▶ Problem to work on: Word for word, restate every record.

"""

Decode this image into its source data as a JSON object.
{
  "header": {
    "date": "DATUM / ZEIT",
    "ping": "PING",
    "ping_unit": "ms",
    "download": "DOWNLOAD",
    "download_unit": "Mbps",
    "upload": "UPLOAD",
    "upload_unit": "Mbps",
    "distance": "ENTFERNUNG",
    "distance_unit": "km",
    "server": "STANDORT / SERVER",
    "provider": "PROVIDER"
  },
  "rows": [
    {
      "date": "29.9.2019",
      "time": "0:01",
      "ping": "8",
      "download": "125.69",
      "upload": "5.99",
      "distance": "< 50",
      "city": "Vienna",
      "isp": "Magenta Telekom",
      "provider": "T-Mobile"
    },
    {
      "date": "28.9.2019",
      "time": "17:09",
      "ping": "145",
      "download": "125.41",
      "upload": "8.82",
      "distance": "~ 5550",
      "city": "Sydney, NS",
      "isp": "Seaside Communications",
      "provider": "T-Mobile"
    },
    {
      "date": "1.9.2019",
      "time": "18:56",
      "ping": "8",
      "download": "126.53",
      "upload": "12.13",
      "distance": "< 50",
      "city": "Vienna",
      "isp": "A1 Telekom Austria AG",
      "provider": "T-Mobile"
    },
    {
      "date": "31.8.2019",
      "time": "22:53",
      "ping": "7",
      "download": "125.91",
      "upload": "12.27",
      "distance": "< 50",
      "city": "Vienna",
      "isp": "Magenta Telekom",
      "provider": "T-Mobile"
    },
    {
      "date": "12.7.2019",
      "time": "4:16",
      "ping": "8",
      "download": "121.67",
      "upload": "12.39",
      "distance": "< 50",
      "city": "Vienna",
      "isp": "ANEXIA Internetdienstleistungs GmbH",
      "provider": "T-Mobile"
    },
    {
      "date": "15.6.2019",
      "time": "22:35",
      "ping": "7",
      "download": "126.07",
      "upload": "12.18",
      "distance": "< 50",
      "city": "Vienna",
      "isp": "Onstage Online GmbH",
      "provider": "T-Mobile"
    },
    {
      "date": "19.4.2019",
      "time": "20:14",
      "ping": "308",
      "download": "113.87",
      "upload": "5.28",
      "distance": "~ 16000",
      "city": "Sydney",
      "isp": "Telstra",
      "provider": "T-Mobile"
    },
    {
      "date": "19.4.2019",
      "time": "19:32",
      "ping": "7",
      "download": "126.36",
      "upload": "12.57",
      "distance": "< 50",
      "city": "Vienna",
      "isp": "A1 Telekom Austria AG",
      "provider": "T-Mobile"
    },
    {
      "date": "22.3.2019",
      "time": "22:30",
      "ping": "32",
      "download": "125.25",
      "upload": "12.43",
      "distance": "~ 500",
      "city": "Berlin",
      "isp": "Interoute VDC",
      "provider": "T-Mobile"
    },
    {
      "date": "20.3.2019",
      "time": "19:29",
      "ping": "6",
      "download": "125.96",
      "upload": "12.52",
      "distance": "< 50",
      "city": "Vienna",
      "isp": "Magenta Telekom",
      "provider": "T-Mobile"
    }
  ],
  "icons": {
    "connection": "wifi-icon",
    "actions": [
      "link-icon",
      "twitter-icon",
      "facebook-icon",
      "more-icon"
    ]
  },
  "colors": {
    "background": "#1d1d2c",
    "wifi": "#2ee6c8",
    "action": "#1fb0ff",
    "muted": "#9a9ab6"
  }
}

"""

▶ Your solution:
Decode this image into its source data as a JSON object.
{
  "header": {
    "date": "DATUM / ZEIT",
    "ping": "PING",
    "ping_unit": "ms",
    "download": "DOWNLOAD",
    "download_unit": "Mbps",
    "upload": "UPLOAD",
    "upload_unit": "Mbps",
    "distance": "ENTFERNUNG",
    "distance_unit": "km",
    "server": "STANDORT / SERVER",
    "provider": "PROVIDER"
  },
  "rows": [
    {
      "date": "29.9.2019",
      "time": "0:01",
      "ping": "8",
      "download": "125.69",
      "upload": "5.99",
      "distance": "< 50",
      "city": "Vienna",
      "isp": "Magenta Telekom",
      "provider": "T-Mobile"
    },
    {
      "date": "28.9.2019",
      "time": "17:09",
      "ping": "145",
      "download": "125.41",
      "upload": "8.82",
      "distance": "~ 5550",
      "city": "Sydney, NS",
      "isp": "Seaside Communications",
      "provider": "T-Mobile"
    },
    {
      "date": "1.9.2019",
      "time": "18:56",
      "ping": "8",
      "download": "126.53",
      "upload": "12.13",
      "distance": "< 50",
      "city": "Vienna",
      "isp": "A1 Telekom Austria AG",
      "provider": "T-Mobile"
    },
    {
      "date": "31.8.2019",
      "time": "22:53",
      "ping": "7",
      "download": "125.91",
      "upload": "12.27",
      "distance": "< 50",
      "city": "Vienna",
      "isp": "Magenta Telekom",
      "provider": "T-Mobile"
    },
    {
      "date": "12.7.2019",
      "time": "4:16",
      "ping": "8",
      "download": "121.67",
      "upload": "12.39",
      "distance": "< 50",
      "city": "Vienna",
      "isp": "ANEXIA Internetdienstleistungs GmbH",
      "provider": "T-Mobile"
    },
    {
      "date": "15.6.2019",
      "time": "22:35",
      "ping": "7",
      "download": "126.07",
      "upload": "12.18",
      "distance": "< 50",
      "city": "Vienna",
      "isp": "Onstage Online GmbH",
      "provider": "T-Mobile"
    },
    {
      "date": "19.4.2019",
      "time": "20:14",
      "ping": "308",
      "download": "113.87",
      "upload": "5.28",
      "distance": "~ 16000",
      "city": "Sydney",
      "isp": "Telstra",
      "provider": "T-Mobile"
    },
    {
      "date": "19.4.2019",
      "time": "19:32",
      "ping": "7",
      "download": "126.36",
      "upload": "12.57",
      "distance": "< 50",
      "city": "Vienna",
      "isp": "A1 Telekom Austria AG",
      "provider": "T-Mobile"
    },
    {
      "date": "22.3.2019",
      "time": "22:30",
      "ping": "32",
      "download": "125.25",
      "upload": "12.43",
      "distance": "~ 500",
      "city": "Berlin",
      "isp": "Interoute VDC",
      "provider": "T-Mobile"
    },
    {
      "date": "20.3.2019",
      "time": "19:29",
      "ping": "6",
      "download": "125.96",
      "upload": "12.52",
      "distance": "< 50",
      "city": "Vienna",
      "isp": "Magenta Telekom",
      "provider": "T-Mobile"
    }
  ],
  "icons": {
    "connection": "wifi-icon",
    "actions": [
      "link-icon",
      "twitter-icon",
      "facebook-icon",
      "more-icon"
    ]
  },
  "colors": {
    "background": "#1d1d2c",
    "wifi": "#2ee6c8",
    "action": "#1fb0ff",
    "muted": "#9a9ab6"
  }
}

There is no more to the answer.